From the entries below, copy every line holding the word "Applications".

------------------------------------------------------------

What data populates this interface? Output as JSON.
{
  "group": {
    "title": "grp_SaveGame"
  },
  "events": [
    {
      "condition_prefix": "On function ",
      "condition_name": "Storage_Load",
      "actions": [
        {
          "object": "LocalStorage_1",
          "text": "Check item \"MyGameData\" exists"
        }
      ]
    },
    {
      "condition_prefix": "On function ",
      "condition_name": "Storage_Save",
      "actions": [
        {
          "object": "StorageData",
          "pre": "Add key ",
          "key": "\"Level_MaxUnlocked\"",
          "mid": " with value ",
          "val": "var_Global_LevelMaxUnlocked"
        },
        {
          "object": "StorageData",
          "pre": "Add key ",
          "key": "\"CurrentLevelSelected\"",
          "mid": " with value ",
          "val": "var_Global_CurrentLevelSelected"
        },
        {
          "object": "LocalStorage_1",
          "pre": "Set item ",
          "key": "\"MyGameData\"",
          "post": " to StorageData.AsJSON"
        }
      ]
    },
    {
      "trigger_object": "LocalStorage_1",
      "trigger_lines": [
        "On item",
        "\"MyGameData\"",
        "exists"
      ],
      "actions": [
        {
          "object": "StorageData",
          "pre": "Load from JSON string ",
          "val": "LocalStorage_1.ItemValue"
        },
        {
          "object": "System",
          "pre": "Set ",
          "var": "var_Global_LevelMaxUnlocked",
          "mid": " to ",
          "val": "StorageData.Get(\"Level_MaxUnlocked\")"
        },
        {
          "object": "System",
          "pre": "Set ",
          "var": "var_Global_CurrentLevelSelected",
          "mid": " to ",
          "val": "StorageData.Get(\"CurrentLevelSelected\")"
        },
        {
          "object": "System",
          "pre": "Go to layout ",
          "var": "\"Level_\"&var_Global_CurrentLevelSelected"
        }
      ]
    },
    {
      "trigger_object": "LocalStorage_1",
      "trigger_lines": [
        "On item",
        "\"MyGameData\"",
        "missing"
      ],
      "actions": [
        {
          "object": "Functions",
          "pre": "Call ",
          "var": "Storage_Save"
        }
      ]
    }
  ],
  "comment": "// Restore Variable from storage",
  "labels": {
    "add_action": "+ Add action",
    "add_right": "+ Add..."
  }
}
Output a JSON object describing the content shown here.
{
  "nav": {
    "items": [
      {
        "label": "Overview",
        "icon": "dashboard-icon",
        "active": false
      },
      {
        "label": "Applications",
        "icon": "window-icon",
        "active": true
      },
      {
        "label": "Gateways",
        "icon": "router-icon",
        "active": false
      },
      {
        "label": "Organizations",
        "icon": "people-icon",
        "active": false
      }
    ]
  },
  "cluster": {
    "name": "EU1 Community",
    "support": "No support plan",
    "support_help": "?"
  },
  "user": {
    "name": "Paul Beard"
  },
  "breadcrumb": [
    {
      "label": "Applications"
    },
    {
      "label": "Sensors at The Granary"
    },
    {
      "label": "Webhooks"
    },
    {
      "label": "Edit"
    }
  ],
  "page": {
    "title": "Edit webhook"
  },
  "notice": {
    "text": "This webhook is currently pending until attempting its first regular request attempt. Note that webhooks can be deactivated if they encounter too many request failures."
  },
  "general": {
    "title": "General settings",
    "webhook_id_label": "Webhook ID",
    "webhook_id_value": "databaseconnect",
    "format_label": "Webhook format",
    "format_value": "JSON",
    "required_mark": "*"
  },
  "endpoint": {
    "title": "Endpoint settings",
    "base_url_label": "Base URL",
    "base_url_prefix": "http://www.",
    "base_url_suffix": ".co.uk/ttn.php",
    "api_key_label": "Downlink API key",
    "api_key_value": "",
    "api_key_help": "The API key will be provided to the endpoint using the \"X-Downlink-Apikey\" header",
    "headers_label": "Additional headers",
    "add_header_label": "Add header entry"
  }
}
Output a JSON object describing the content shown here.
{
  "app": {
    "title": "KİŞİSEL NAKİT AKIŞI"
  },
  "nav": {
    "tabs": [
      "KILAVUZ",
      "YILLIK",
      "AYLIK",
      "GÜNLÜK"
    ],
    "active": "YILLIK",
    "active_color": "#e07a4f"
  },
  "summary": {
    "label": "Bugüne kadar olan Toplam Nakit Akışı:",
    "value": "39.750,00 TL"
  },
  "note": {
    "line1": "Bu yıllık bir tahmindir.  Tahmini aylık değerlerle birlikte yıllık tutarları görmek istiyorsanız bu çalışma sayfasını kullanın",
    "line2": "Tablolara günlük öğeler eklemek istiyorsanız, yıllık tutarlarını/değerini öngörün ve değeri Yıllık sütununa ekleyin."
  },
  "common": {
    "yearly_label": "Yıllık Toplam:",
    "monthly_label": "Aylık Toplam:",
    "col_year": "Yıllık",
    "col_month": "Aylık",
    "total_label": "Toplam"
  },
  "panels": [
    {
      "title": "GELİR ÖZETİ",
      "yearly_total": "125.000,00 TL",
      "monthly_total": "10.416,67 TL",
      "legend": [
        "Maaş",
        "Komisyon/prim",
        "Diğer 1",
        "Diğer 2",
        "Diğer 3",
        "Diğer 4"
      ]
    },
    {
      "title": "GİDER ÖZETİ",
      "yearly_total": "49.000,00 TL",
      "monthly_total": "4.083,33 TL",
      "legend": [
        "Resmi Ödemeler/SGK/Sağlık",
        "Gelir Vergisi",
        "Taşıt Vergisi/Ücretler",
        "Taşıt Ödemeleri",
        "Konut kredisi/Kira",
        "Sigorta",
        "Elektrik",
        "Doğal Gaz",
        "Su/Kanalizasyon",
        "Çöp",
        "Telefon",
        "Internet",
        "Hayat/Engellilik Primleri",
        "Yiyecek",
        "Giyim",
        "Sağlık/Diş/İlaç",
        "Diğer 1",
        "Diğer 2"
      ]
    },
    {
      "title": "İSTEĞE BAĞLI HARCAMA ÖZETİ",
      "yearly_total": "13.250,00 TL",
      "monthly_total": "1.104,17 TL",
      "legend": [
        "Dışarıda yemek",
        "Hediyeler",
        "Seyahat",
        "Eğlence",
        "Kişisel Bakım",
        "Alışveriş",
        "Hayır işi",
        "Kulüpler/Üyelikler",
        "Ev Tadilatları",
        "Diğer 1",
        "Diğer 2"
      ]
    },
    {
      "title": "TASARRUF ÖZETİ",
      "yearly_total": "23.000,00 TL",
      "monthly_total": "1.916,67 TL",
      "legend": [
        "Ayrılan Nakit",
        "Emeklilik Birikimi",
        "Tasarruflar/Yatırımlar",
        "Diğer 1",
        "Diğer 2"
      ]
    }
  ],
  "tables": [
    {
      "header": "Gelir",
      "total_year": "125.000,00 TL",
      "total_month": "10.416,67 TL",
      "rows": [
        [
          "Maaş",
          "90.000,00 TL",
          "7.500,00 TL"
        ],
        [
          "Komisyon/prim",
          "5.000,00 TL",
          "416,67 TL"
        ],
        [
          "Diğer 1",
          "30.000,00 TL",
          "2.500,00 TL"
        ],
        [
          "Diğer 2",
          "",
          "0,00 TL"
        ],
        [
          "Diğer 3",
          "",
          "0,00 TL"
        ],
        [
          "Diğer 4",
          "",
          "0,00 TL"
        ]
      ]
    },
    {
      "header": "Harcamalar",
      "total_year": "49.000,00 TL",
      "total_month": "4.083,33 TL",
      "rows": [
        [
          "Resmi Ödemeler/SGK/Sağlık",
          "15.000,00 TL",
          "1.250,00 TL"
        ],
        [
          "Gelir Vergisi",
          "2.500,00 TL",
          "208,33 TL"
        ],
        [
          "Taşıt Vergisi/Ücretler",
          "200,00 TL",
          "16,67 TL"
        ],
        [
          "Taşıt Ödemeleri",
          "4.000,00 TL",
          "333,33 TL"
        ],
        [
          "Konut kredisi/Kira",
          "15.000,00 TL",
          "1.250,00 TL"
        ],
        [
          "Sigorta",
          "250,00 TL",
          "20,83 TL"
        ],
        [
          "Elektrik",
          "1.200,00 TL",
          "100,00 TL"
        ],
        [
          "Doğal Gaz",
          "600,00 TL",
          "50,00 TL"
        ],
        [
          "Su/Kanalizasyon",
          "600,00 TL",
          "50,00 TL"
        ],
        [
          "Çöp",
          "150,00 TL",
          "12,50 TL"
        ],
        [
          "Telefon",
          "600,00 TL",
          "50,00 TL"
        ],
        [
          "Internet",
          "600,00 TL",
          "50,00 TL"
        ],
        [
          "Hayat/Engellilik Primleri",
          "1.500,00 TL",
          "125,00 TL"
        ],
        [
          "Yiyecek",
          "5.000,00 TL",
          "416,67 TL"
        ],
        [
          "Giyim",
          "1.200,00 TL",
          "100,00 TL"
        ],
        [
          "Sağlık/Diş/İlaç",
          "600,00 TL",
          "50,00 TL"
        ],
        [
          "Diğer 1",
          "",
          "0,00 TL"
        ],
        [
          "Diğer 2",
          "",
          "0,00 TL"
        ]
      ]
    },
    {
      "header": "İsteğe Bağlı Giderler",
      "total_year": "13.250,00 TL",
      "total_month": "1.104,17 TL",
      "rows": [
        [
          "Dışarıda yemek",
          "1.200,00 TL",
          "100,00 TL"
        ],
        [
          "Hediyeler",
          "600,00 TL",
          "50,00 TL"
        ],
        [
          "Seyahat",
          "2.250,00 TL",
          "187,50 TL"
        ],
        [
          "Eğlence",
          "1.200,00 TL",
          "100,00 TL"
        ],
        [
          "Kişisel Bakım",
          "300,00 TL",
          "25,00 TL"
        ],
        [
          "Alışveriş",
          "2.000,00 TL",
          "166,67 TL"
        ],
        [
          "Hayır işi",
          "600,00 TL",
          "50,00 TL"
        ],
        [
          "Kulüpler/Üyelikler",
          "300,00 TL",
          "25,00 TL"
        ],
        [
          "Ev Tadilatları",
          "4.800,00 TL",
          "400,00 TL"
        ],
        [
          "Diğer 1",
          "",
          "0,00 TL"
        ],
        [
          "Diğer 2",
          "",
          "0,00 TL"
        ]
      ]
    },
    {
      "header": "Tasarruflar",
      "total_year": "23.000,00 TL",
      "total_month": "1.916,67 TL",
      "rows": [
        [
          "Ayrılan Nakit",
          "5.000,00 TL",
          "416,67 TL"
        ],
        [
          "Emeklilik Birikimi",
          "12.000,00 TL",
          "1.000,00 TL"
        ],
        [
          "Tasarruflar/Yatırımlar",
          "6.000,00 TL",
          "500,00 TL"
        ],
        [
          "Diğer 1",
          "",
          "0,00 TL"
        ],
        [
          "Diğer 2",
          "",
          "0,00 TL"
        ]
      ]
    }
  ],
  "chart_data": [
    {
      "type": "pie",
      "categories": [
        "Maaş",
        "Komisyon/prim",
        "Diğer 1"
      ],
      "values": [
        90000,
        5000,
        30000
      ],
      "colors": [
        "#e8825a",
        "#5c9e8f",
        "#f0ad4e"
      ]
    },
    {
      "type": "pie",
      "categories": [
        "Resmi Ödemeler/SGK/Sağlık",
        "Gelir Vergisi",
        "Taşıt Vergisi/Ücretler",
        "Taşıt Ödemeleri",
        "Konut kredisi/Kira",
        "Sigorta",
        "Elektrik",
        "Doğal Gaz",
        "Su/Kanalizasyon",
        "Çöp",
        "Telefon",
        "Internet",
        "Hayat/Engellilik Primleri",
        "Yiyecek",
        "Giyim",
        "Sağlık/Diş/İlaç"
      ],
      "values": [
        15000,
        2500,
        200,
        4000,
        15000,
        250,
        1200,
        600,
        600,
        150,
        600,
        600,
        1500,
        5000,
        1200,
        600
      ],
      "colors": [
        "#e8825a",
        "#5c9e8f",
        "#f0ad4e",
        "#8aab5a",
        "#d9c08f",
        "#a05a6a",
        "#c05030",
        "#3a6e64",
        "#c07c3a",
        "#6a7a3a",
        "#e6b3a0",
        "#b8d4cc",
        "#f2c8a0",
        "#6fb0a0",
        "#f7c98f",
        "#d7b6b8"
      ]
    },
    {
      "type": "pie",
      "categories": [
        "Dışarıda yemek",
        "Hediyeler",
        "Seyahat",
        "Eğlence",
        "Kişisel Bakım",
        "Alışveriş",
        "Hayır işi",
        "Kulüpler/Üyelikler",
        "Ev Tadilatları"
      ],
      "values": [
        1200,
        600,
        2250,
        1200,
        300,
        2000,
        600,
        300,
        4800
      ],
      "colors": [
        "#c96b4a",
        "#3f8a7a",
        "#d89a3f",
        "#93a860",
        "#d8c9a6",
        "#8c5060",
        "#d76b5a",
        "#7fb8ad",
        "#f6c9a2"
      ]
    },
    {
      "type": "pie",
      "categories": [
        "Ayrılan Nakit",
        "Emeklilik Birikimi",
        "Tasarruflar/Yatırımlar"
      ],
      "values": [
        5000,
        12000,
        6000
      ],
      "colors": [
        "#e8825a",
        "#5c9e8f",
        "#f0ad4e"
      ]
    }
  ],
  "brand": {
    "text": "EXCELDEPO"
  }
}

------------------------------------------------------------

RESULT OF THE EXERCISE
        "label": "Applications",
      "label": "Applications"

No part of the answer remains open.